Which isn’t to say this is not a good book. It is. Hannah is a good writer and the book is written well. It tells the story of two French women, sisters, during WWII. The older sister, Vianne, lives in a village with her husband and daughter while the younger sister, Isabelle, lives in Paris. Isabelle and Vianne don’t much get along and when they get separated during the Occupation, neither seems particularly bothered by it. Although their paths occasionally cross, they spend most of the war dealing with the Occupation, and with the Nazi occupiers, in different ways.
One of our book club members felt the book lagged in the middle, and I could see why she thought that, but I thought it was pretty smart of Hannah to do that. Because there was lag during the war in France. France was not taken all at once and so there were waves of refugees and waves of Nazis and waves of bombings and waves of neighbors being taken to camps and/or killed. So, you could see why some people thought, “Oh, the Nazi occupation won’t be so bad. They haven’t killed anyone I know yet.”

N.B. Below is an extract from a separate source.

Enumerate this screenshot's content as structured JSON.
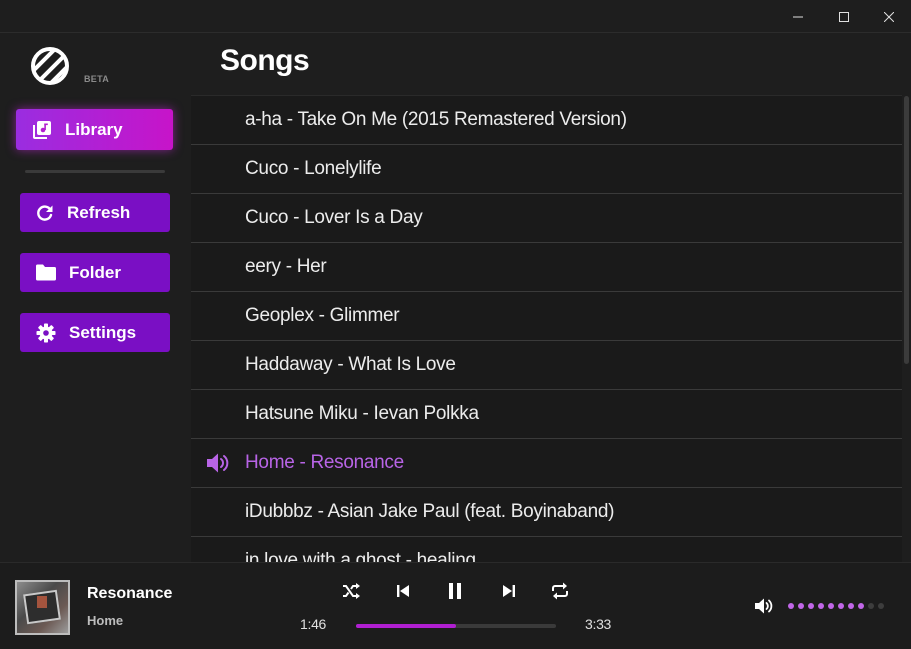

I guess what I’m saying is that it’s easy to get complacent because evil people don’t wear t-shirts that read “Hi, I’m Evil and I’m here to ruin everything you love.” And it would be nice if they did, but they don’t and that sucks. But we all need to keep our guard up and remember that a Nazi, is a Nazi, is a Nazi.